--- Exercise description ---
In how many lines of the entries below does "JSON" appear? Give only the number.

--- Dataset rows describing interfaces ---
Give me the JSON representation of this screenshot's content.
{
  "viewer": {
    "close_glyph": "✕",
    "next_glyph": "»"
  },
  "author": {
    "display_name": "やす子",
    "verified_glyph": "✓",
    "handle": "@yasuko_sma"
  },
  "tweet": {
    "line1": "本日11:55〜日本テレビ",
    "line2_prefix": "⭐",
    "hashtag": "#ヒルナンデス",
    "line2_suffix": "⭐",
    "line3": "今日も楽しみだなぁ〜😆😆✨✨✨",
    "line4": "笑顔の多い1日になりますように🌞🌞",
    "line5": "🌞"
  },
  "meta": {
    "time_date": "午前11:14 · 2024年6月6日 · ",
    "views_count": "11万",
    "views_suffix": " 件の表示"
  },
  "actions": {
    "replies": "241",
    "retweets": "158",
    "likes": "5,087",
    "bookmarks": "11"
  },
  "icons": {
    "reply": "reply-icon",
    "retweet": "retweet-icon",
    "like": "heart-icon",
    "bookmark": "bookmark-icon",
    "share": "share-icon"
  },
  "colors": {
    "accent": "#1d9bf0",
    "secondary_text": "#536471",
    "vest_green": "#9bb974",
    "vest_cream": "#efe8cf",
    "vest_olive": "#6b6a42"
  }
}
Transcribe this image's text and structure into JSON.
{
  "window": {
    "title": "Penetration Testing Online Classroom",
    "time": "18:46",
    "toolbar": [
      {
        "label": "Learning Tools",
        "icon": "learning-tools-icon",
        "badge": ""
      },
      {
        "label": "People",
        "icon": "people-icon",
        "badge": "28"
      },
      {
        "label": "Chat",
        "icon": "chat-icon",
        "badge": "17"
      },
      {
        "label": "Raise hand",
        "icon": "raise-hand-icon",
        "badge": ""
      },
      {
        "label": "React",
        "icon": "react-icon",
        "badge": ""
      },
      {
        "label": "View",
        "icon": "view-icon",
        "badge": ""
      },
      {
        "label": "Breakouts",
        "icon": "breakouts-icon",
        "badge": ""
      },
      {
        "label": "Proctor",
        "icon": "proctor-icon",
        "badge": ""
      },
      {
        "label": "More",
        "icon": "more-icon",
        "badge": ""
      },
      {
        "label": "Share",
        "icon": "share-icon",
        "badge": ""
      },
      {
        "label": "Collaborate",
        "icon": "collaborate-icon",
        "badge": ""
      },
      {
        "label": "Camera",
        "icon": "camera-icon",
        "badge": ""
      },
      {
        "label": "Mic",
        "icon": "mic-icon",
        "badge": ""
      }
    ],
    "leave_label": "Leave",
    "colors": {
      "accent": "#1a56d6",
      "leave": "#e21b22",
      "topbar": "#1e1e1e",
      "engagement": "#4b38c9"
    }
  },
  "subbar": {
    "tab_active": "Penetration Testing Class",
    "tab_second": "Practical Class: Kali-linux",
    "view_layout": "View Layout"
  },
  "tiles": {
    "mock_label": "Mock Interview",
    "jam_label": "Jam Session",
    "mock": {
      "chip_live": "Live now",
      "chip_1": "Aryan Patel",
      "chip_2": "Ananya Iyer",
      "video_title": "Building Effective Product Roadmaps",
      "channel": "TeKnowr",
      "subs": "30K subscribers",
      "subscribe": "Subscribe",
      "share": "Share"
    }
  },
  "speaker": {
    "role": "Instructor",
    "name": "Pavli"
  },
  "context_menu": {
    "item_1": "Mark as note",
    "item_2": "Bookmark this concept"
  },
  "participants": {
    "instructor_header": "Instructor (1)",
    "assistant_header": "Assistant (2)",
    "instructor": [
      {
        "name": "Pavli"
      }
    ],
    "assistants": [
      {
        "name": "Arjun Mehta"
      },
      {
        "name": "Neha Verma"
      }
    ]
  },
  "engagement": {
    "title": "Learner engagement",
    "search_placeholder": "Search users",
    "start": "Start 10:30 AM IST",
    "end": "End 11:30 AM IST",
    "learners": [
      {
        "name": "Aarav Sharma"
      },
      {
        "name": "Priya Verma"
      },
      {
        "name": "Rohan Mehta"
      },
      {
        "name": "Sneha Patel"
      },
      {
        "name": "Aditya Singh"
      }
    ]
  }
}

--- Your solution ---
2